Two sources that I would suggest very much for this topic are 'A Killing Art: the Untold History of Tae Kwon Do' by Alex Gillis (https://www.amazon.com/Killing-Art-Untold-History-Kwon/dp/1550228250) and 'The Untold History of Tang Soo Do' by Dan Segarra (https://archive.org/details/TangSooDoHISTORYV15b_201808).

The term 'Taekwondo' was invented in the 1950s to unify the various martial arts schools and create a purely Korean martial art. 'Tang Soo Do' was the term most commonly used prior to this and it is nothing but the Korean pronunciation of Kara Te Do. Those that still practice Tang Soo Do today almost all trace their lineage to the Moo Duk Kwan and Hwang Kee. He was one of the Korean schools that did not join the Taekwondo unification movement. What the Moo Duk Kwan practiced was very clearly karate but since the 80s they have moved away from any Japanese influences and attempted to recreate extinct Korean martial arts. Many Tang Soo Do practitioners that left the Moo Duk Kwan (myself included) still consider what they do to be Korean karate. It should be noted though that, from the beginning, the kicking practiced by the Korean schools was very clearly not Japanese or Okinawan.

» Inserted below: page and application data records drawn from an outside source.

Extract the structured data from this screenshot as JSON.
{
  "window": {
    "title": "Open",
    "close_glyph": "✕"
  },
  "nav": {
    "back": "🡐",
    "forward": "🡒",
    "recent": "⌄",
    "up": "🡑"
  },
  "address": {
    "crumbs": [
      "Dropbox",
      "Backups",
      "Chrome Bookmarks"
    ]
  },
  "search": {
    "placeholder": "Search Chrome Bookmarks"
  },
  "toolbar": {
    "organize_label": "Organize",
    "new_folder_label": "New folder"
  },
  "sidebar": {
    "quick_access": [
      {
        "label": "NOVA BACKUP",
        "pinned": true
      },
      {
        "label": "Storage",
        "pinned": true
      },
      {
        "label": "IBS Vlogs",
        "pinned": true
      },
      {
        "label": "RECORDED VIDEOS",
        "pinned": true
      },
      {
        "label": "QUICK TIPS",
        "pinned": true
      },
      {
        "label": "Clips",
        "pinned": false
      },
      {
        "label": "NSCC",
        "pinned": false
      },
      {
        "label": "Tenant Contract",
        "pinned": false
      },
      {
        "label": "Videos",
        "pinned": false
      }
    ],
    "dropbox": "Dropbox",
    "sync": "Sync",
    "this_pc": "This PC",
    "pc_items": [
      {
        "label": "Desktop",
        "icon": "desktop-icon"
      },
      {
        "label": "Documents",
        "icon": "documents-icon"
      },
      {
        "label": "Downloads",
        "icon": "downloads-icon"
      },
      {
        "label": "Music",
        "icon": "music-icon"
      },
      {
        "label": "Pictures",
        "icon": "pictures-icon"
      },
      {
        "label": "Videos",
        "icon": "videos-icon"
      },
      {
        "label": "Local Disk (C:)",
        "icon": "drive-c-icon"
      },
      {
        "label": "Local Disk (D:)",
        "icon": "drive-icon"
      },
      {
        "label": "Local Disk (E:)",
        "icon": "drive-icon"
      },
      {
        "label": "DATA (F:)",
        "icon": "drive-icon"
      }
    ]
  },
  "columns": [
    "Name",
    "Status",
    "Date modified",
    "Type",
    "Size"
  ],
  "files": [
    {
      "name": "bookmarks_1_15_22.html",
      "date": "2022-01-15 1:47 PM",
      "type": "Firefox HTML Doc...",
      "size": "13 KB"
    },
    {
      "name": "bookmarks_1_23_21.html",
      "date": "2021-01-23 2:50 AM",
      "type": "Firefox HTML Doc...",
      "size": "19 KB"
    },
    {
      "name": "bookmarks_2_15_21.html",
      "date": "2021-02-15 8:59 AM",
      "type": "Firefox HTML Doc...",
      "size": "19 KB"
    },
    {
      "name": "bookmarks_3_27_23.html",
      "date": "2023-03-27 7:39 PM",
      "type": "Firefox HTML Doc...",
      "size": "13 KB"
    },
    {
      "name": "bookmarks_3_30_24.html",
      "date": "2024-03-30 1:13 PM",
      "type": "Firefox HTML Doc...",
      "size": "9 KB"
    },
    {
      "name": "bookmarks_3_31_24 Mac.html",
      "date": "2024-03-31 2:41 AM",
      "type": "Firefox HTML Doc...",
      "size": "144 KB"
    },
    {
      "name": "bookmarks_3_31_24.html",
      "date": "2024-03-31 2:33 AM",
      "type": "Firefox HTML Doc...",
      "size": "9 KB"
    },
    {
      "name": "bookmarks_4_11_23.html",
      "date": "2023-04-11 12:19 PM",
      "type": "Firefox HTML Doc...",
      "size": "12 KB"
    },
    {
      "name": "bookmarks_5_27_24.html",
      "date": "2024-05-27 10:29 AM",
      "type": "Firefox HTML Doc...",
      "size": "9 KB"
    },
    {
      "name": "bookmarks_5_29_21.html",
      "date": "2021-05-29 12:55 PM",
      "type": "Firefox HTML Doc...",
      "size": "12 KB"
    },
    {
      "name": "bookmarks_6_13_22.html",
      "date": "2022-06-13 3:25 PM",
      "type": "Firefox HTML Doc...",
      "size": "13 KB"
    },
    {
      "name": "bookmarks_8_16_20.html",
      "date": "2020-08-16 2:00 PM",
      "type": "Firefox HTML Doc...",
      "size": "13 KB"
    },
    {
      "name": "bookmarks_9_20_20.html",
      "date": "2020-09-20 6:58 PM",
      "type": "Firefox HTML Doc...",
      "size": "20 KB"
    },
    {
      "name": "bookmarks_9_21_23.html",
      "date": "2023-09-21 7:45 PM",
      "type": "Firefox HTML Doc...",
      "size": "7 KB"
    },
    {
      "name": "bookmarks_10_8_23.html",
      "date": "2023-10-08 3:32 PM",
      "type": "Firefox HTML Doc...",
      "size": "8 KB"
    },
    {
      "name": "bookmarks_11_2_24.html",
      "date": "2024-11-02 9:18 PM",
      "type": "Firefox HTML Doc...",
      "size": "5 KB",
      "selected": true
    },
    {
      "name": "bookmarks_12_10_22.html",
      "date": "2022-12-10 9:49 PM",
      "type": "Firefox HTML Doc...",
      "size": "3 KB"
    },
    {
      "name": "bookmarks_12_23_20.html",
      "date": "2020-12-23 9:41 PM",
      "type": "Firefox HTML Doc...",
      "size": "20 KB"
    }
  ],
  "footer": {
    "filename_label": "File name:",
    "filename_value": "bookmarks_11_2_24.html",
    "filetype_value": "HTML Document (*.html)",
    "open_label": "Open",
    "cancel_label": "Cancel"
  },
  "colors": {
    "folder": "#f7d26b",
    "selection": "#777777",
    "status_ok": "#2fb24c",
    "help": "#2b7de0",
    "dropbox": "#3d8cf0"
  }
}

There are many theories as to how exactly the style developed but I personally believe that there was some influence, though maybe not direct influence, from Taekyon.

As to Hwang Kee's credentials they are questionable to say the least. He claims to have studied Chinese martial arts for a year and a half in Manchuria. He also claimed to have learned the karate kata that he taught from books (probably Karate-do Kyohan) but Won Kuk Lee, the founder of the Chung Do Kwan and student of Gigo Funakoshi while in Japan, claimed that Hwang Kee trained with him for a period of time and obtained an intertmediate rank. That is what I consider to be the clear connection between the Moo Duk Kwan and Korean Shotokan.

In short, Tang Soo Do is a composit style of Japanese karate influences with indigenous Korean kicking. This description fits early styles of Taekwondo as well but that art has of course changed quite a bit up to the modern day.